**TASK REQUIREMENTS**:
Print all of the entries exactly, minus the pictures.

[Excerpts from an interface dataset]

#####

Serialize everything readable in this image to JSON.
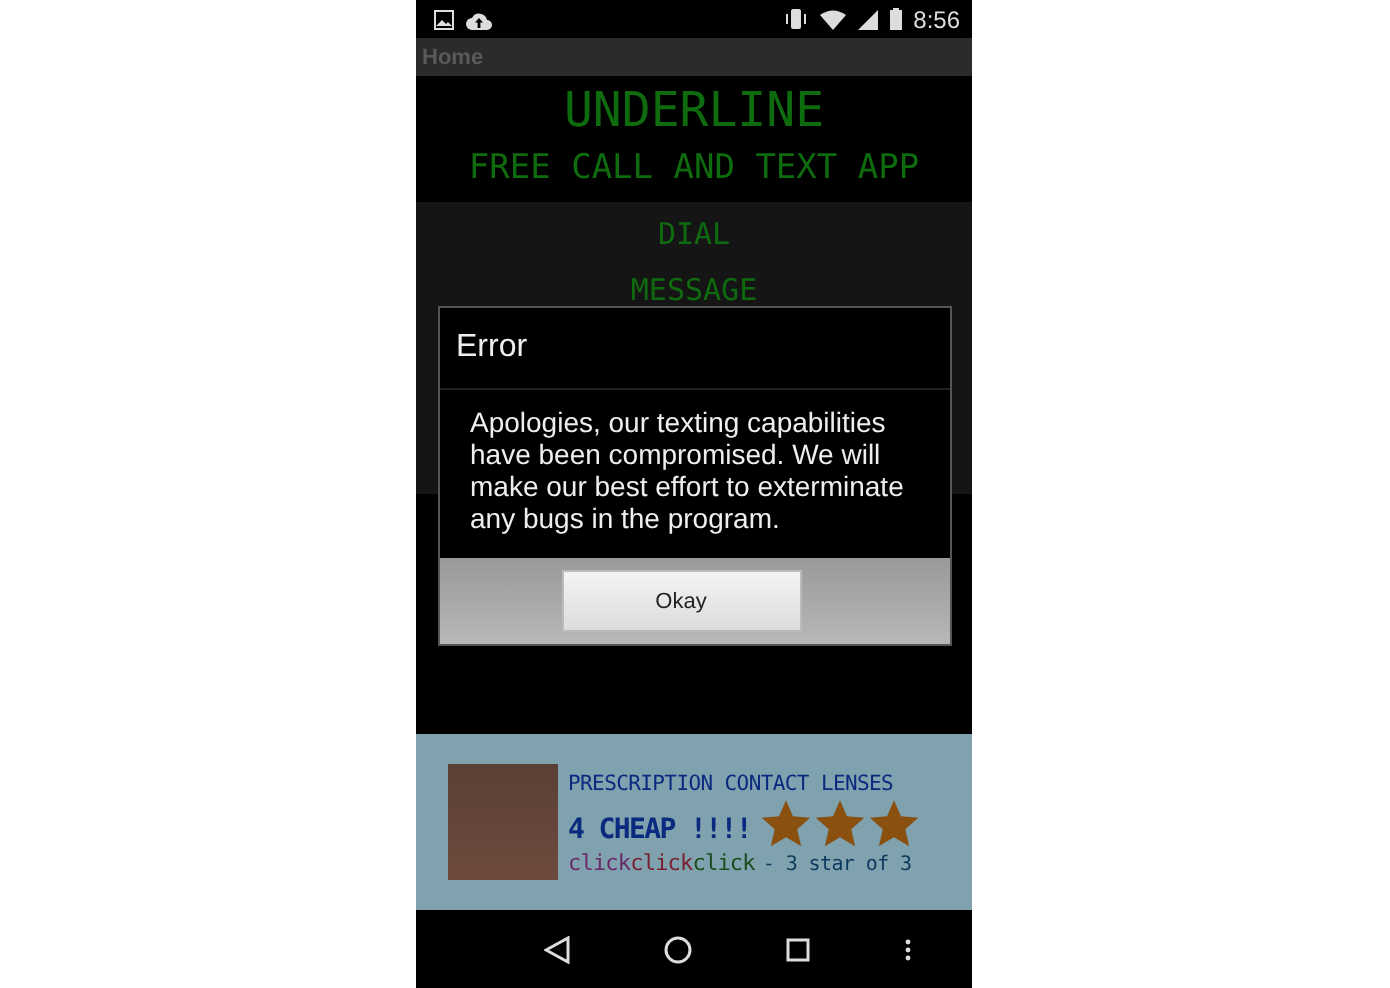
{
  "status_bar": {
    "time": "8:56"
  },
  "action_bar": {
    "title": "Home"
  },
  "app_title": "UNDERLINE",
  "app_subtitle": "FREE CALL AND TEXT APP",
  "menu": [
    "DIAL",
    "MESSAGE"
  ],
  "dialog": {
    "title": "Error",
    "message": "Apologies, our texting capabilities have been compromised. We will make our best effort to exterminate any bugs in the program.",
    "button": "Okay"
  },
  "ad": {
    "headline": "PRESCRIPTION CONTACT LENSES",
    "offer": "4 CHEAP !!!!",
    "stars": 3,
    "clicks": [
      {
        "text": "click",
        "color": "#6a2a6a"
      },
      {
        "text": "click",
        "color": "#7a2030"
      },
      {
        "text": "click",
        "color": "#1e4a1e"
      }
    ],
    "rating": "- 3 star of 3"
  }
}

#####

**RESULT OF THIS TASK**:
Serialize everything readable in this image to JSON.
{
  "status_bar": {
    "time": "8:56"
  },
  "action_bar": {
    "title": "Home"
  },
  "app_title": "UNDERLINE",
  "app_subtitle": "FREE CALL AND TEXT APP",
  "menu": [
    "DIAL",
    "MESSAGE"
  ],
  "dialog": {
    "title": "Error",
    "message": "Apologies, our texting capabilities have been compromised. We will make our best effort to exterminate any bugs in the program.",
    "button": "Okay"
  },
  "ad": {
    "headline": "PRESCRIPTION CONTACT LENSES",
    "offer": "4 CHEAP !!!!",
    "stars": 3,
    "clicks": [
      {
        "text": "click",
        "color": "#6a2a6a"
      },
      {
        "text": "click",
        "color": "#7a2030"
      },
      {
        "text": "click",
        "color": "#1e4a1e"
      }
    ],
    "rating": "- 3 star of 3"
  }
}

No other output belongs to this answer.